By Catherine Jackman
The age of retirement does not mean that seniors are slowing down. Instead it seems they are only becoming more active.
Karl Walsh, affectionately known as Wally, is 64 years old and still working part-time at Funk and Gruven A-Z, an antique store in Belleville’s downtown core. Walsh cleans and restores furniture at the antique shop, as well as making coffee and doing other odd jobs.
“I retired about five years ago. Watching TV and reading books non-stop for six months was more than I could stand. Now I work here part time,” said Walsh.
“Life would be so boring,” said Walsh about not having a part-time job. “People who retire like me, without really a plan of what you want to do, or without the financial resources to do it, it’s really an empty kind of life.”
“So this fills up my day, gives me something to look forward to, and I’m hopeful that I can play some small role in the success of the business,” said Walsh.
Walsh, who holds an MBA in chemical engineering, met the owner of Funk and Gruven A-Z in a comical way five years ago.
While working for a landlord, Walsh was in the middle of digging a whole, when Mike Malachowski came along and asked him if he was planning on digging to China. Walsh responded by making a joke about finding a menu, securing a friendship with Malachowski.
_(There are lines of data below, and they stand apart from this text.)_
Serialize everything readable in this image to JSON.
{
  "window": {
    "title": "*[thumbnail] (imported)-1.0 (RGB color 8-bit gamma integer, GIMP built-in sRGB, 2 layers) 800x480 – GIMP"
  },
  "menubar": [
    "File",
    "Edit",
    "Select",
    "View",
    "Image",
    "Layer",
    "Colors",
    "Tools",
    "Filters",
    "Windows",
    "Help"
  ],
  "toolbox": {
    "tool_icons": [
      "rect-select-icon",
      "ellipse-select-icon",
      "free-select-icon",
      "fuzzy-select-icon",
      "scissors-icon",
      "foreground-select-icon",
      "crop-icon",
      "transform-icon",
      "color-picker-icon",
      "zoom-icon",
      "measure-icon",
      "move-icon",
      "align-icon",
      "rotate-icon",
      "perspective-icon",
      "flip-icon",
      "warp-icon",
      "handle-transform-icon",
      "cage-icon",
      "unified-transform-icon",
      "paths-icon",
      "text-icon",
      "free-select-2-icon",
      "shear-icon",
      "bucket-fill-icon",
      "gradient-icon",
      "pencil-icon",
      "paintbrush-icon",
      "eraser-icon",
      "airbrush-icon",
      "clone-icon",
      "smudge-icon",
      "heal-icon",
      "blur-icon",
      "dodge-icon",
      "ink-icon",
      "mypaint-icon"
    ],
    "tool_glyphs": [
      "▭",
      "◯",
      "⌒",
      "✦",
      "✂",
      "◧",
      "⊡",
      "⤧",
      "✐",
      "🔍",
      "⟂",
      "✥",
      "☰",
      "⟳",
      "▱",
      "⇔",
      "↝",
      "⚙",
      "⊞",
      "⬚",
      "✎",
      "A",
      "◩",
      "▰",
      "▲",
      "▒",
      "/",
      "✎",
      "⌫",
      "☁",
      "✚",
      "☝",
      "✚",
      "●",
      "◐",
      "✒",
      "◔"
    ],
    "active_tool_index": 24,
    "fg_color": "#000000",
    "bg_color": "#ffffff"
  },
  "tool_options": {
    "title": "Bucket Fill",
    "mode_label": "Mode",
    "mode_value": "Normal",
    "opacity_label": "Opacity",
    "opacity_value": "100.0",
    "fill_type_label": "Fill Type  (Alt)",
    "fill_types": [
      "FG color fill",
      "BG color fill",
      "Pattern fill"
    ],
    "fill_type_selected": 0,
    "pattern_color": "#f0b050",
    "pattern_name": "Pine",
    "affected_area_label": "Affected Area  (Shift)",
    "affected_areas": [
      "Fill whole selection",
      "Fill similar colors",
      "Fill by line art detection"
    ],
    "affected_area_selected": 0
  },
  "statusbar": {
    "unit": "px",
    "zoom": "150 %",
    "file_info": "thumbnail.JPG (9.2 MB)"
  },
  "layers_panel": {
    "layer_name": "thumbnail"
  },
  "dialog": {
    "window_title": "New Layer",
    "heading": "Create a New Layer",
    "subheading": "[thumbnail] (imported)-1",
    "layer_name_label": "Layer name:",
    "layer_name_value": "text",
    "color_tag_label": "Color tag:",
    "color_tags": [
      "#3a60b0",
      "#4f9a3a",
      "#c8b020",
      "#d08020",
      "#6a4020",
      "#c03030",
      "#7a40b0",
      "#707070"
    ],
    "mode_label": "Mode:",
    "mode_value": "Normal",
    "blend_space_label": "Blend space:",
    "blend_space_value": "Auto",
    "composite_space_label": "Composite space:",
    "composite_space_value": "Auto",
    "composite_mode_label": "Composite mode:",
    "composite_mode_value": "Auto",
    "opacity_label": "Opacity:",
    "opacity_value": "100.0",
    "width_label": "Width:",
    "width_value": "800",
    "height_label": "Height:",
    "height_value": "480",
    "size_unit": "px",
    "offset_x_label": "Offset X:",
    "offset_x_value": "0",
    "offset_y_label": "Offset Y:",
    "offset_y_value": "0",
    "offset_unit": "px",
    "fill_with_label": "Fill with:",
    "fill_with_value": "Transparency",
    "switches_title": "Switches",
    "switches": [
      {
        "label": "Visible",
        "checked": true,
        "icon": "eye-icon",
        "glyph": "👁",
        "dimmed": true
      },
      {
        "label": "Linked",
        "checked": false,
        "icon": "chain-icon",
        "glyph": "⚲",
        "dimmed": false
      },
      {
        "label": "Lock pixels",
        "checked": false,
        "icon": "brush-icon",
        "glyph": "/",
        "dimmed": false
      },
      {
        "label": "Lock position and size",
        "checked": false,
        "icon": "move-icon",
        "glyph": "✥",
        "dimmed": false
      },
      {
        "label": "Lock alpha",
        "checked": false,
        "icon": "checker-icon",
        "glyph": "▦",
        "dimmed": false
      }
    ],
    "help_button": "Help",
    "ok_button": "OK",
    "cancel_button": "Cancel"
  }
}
“He started hiring me just to do the occasional thing, like if he needed to move some furniture. Mike’s taught me to do various things such as touching up and repairing the items, as well as cleaning,” said Walsh.
Now Walsh works at the store two to three times a week as a way to keep himself busy, and stay up to date with the community.
Joy Martin, who does marketing and sales for the antique store, also talked about the benefits of having a part-time-job for Walsh.
“It’s good for him. I mean, I don’t think he ever fully retired, so he’s carrying on. Both of us are doing something we haven’t done before. Retail, I’ve never worked retail, and neither has he, that I know of. We’re learning things every day and hopefully contributing,” said Martin.
But Walsh is not the only senior working at the antique store. They also work with a cabinetmaker who he estimates in his late seventies or early eighties. Walsh mentioned that he thinks the cabinetmaker is a genius.
However, working at the antique store is not all that keeps Walsh busy in his retirement. He is also a musician, playing the saxophone, clarinet and the flute. He has been playing since he was seven years old, calling it his first love and passion.
“I now play in six different bands, and I have my own little group. So I guess this keeps me busy at night. I’ve busy here in the day, and busy with music at night,” explained Walsh.
With two substantial activities in his life, Walsh maintains a lifestyle that keeps both his mind and body active. Walsh is a living example that hard work does not end once a person reaches the age of retirement.